> **TO DO**
Every line of the data below should be repeated exactly, and no picture should be copied.

[Page and application data records]
○ ○ ○

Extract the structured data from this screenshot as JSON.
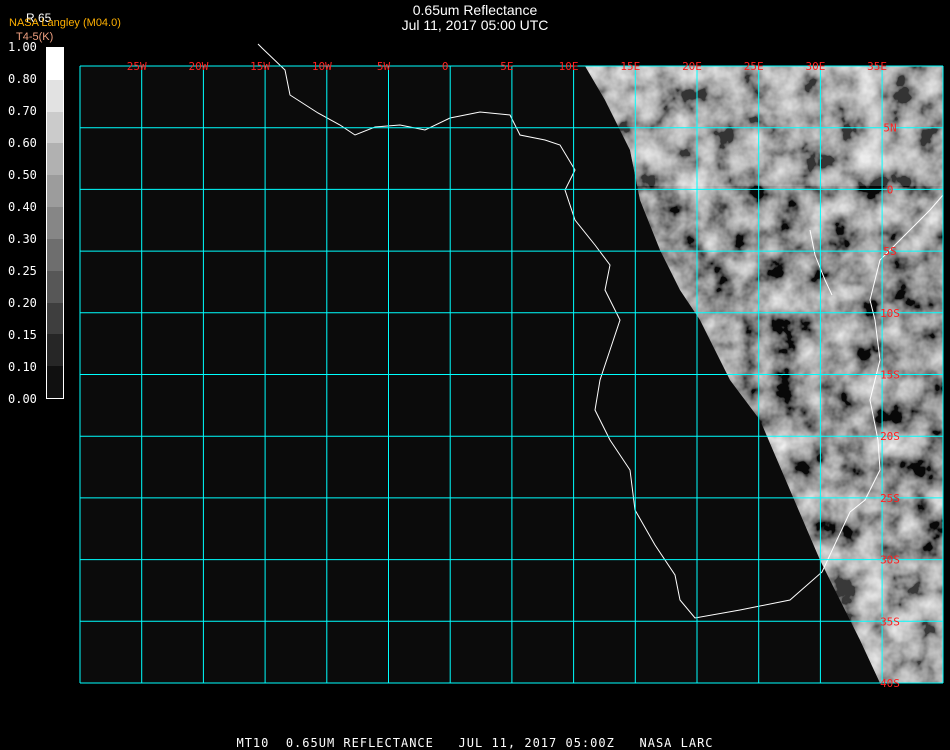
{
  "header": {
    "title": "0.65um Reflectance",
    "subtitle": "Jul 11, 2017 05:00 UTC"
  },
  "legend": {
    "variable": "R.65",
    "organization": "NASA Langley (M04.0)",
    "unit_label": "T4-5(K)",
    "ticks": [
      "1.00",
      "0.80",
      "0.70",
      "0.60",
      "0.50",
      "0.40",
      "0.30",
      "0.25",
      "0.20",
      "0.15",
      "0.10",
      "0.00"
    ],
    "colors": [
      "#ffffff",
      "#e2e2e2",
      "#cbcbcb",
      "#b1b1b1",
      "#9c9c9c",
      "#868686",
      "#6e6e6e",
      "#575757",
      "#3e3e3e",
      "#262626",
      "#101010"
    ]
  },
  "map": {
    "grid_color": "#00ffff",
    "ocean_color": "#0b0b0b",
    "coast_color": "#ffffff",
    "label_color": "#ff2020",
    "lon_labels": [
      "25W",
      "20W",
      "15W",
      "10W",
      "5W",
      "0",
      "5E",
      "10E",
      "15E",
      "20E",
      "25E",
      "30E",
      "35E"
    ],
    "lat_labels": [
      "5N",
      "0",
      "5S",
      "10S",
      "15S",
      "20S",
      "25S",
      "30S",
      "35S",
      "40S"
    ]
  },
  "footer": {
    "text": "MT10  0.65UM REFLECTANCE   JUL 11, 2017 05:00Z   NASA LARC"
  }
}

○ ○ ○

> **EXPECTED OUTPUT**
Extract the structured data from this screenshot as JSON.
{
  "header": {
    "title": "0.65um Reflectance",
    "subtitle": "Jul 11, 2017 05:00 UTC"
  },
  "legend": {
    "variable": "R.65",
    "organization": "NASA Langley (M04.0)",
    "unit_label": "T4-5(K)",
    "ticks": [
      "1.00",
      "0.80",
      "0.70",
      "0.60",
      "0.50",
      "0.40",
      "0.30",
      "0.25",
      "0.20",
      "0.15",
      "0.10",
      "0.00"
    ],
    "colors": [
      "#ffffff",
      "#e2e2e2",
      "#cbcbcb",
      "#b1b1b1",
      "#9c9c9c",
      "#868686",
      "#6e6e6e",
      "#575757",
      "#3e3e3e",
      "#262626",
      "#101010"
    ]
  },
  "map": {
    "grid_color": "#00ffff",
    "ocean_color": "#0b0b0b",
    "coast_color": "#ffffff",
    "label_color": "#ff2020",
    "lon_labels": [
      "25W",
      "20W",
      "15W",
      "10W",
      "5W",
      "0",
      "5E",
      "10E",
      "15E",
      "20E",
      "25E",
      "30E",
      "35E"
    ],
    "lat_labels": [
      "5N",
      "0",
      "5S",
      "10S",
      "15S",
      "20S",
      "25S",
      "30S",
      "35S",
      "40S"
    ]
  },
  "footer": {
    "text": "MT10  0.65UM REFLECTANCE   JUL 11, 2017 05:00Z   NASA LARC"
  }
}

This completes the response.